Researchers report high burden of infections acquired in hospitals in Europe
More than 2.5 million cases of healthcare-associated infections are estimated to occur in the European Union and European Economic Area (EU/EEA) each year, according to a study published by Alessandro Cassini, Diamantis Plachouras and colleagues from the European Centre for Disease Prevention and Control (ECDC), The Robert Koch Institute (Berlin, Germany) and the Centre for Infectious Disease Control, National Institute for Public Health and the Environment (Bilthoven, The Netherlands), in PLOS Medicine.
The researchers used data from the ECDC point prevalence survey of healthcare-associated infections and antimicrobial use in European acute care hospitals to estimate the burden of six common types of healthcare-associated infections: healthcare-associated pneumonia, healthcare-associated urinary tract infections, surgical site infections, healthcare-associated Clostridium difficile infections, healthcare-associated neonatal sepsis, and healthcare-associated primary bloodstream infections. They estimated that the more than 2.5 million cases of these healthcare-associated infections occurring each year in the EU/EEA result in a burden of approximately 2.5 million disability-adjusted life years (DALYs). Furthermore, the combined burden for Europe of these six types of healthcare-associated infections was estimated to be higher than that of other communicable diseases under surveillance at ECDC, such as influenza, HIV/AIDS and tuberculosis.
While the findings are limited by the accuracy of some of the estimates, the authors were able to adjust the analysis according to the severity of the underlying condition that was the reason for the initial hospitalization.

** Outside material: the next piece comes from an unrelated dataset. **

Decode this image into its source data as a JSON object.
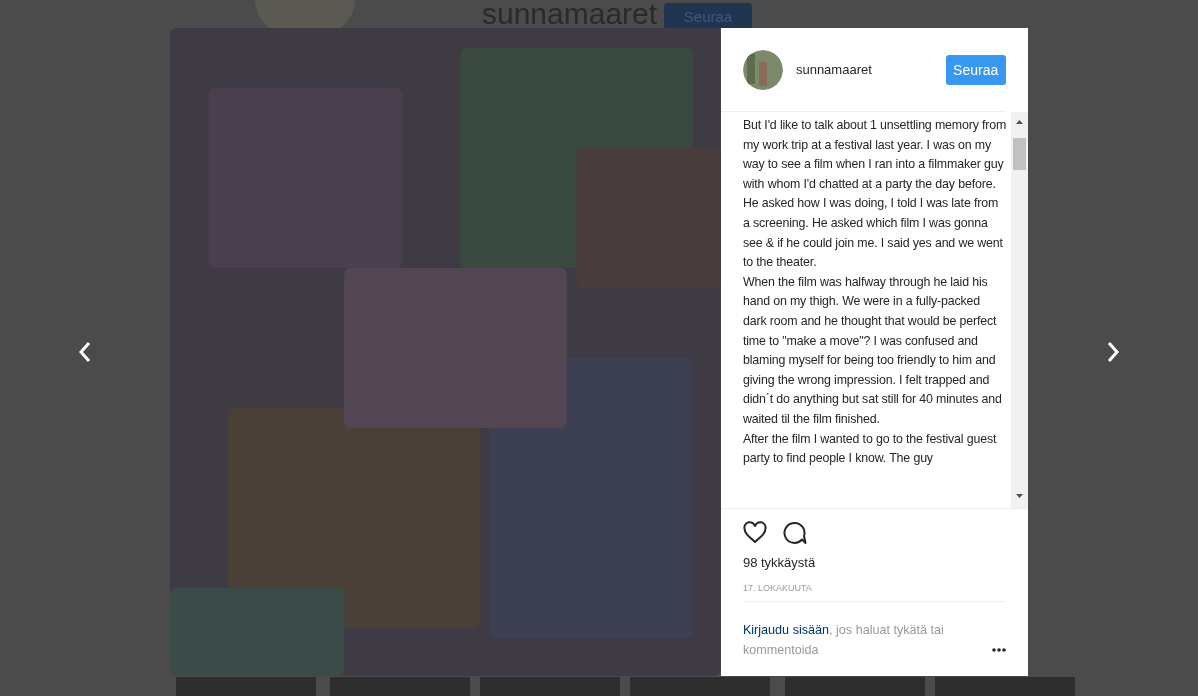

The authors note that "infections acquired in hospitals are a common and largely preventable complication of hospitalization and surgery," and that "increasing efforts for prevention are imperative to decrease this burden."